An air conditioner, like a car, is a device that must be serviced and maintained on a regular basis. Even though an air conditioning system looks to be in good working order, ongoing maintenance and care are required to keep it operating as intended.
There are five main reasons why you should maintain your air conditioner. Boosting performance, enhancing indoor air quality, limiting the transmission of airborne viruses and germs, prolonging the lifespan of an air conditioner, and improving energy efficiency to save you money are some of the benefits.
Moreover, there are several things you can do on your own to inspect and clean your air conditioner. We’ll go through a few of these do-it-yourself air conditioning maintenance suggestions here. We’ll also go over a few easy activities you can do to save time, money, and headaches during the life of an air conditioning system. These chores will assist you in providing the finest possible maintenance for your air conditioning devices.
If Your AC is Not Blowing Cold Air…
Clean your air conditioner filters. Air conditioner filters are designed to trap dust. However, they could become clogged with time, which can cause your air conditioner to work harder and be less efficient at cooling your house.
Cleaning your dust filters once or twice a month is advised, but more often than that in a year is ideal. It’s typically as simple as popping up the plastic cover, removing the filter, and shaking them outdoors.
If they’re extremely nasty, you may wash them in warm, soapy water, but make sure they’re totally dry before putting them back in the unit. Check your owner’s manual to find out how often filters should be changed.
If Your AC Creates Noise and Smells Bad…
If your air conditioner begins to make strange noises or emit a foul odor, it could be due to dirty air filters, a loose internal component, a malfunctioning fan, or a poorly fitted grille.
If the filters already had accumulated much dirt, they would be working harder than usual. To avoid the issue, constantly check and clean the filters.
If the noise is louder, such as shrieking, hissing, hammering, or grinding, turn off your air conditioner. The noise could be a hint of a more severe problem that requires the assistance of a specialist. If a specialist inspects your unit and cannot resolve the issue, it may be better to upgrade your air conditioner.
Air conditioners typically have a lifespan of six to twelve years. If your unit has a bad odor, it could be due to dirt, mold, or mildew inside that is circling through the air it blows out. The first thing you should do is change the filters in the air conditioner. If the odor persists, the insulation may be damaged, and you will need to contact a specialist.
If Water is Leaking from Your AC…
Moisture in the air condenses naturally on the cool components of your air conditioner, just as it does on a cold drink in hot weather. However, if water is leaking and pooling, it is an issue and a safety hazard.
This, too, might be due to a grimy filter, but it could also be due to a blocked or broken drain line, a pump failure, unclean or defective coils, faulty installation, or a refrigerant leak.

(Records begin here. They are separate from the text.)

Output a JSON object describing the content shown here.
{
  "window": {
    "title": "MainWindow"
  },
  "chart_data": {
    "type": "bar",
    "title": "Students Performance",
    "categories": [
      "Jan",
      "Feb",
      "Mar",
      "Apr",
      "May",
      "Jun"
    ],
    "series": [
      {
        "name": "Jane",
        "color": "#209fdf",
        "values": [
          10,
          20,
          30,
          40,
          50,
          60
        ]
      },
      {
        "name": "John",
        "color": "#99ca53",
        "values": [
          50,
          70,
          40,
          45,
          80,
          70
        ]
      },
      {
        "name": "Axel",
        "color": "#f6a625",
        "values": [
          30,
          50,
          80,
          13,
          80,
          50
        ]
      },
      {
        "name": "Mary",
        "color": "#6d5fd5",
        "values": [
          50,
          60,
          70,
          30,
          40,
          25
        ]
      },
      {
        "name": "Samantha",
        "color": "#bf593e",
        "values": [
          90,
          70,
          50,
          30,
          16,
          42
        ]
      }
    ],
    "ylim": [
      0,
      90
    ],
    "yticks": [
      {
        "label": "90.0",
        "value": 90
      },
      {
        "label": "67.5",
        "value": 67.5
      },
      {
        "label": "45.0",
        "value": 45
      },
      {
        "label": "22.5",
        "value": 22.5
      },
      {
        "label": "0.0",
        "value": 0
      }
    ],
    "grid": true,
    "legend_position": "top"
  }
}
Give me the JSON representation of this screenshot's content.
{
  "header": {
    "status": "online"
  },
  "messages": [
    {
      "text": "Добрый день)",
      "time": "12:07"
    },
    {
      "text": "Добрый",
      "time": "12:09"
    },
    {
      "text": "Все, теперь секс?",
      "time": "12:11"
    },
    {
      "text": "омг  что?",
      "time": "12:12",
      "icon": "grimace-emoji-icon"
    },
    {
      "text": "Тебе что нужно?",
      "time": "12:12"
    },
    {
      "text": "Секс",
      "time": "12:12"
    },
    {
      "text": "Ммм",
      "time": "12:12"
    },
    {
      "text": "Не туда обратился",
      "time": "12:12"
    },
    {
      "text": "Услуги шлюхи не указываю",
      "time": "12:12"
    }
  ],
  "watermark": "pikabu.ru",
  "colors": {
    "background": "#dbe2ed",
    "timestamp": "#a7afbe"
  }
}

Turn off the electricity to your air conditioner and inspect the filters for dust or damage.
You may also inspect the evaporator coils within the interior unit. If they are unclean, they might freeze and cause water to overflow. To gain access to these coils, turn off the air conditioner and remove the front panel. If they’re only somewhat unclean, clean them with compressed air, a soft brush, or a towel dipped in warm, soapy water. If they’re significantly dirty, you should contact an HVAC specialist to do the proper cleaning.
In general, while you can try the two options on your own, water and electricity aren’t a good mix, and troubleshooting is best left to professionals. Calling a professional expert to diagnose the problem, whether it’s refrigerant leakage, faulty parts, or it’s just time to replace your AC, is the best choice.
If Your AC is Not Cooling Your Room Enough…
Your air conditioner must be the correct size for the room you’re attempting to cool, but insulation, location, and orientation all play a role. Cool just the rooms that are being used, and keep doors between chilled and uncooled sections closed.
If your windows face north or west, they will let in a lot of heat, forcing your air conditioner to work harder. Install some shade, such as inside curtains or blinds and outdoor sails, awnings, or deciduous plants, to allow less heat to penetrate through your windows throughout the summer.
Insulating your home is one of the most effective ways to create a buffer between you and the intense heat outside. Improve your home’s ceiling, wall, and floor insulation and block any draught holes in door and window frames if possible to help seal your room up like an icebox.
If you have a split-system air conditioner, place the outside unit on the south side of the house or in a shady area. It will perform better in the shade than in direct sunlight.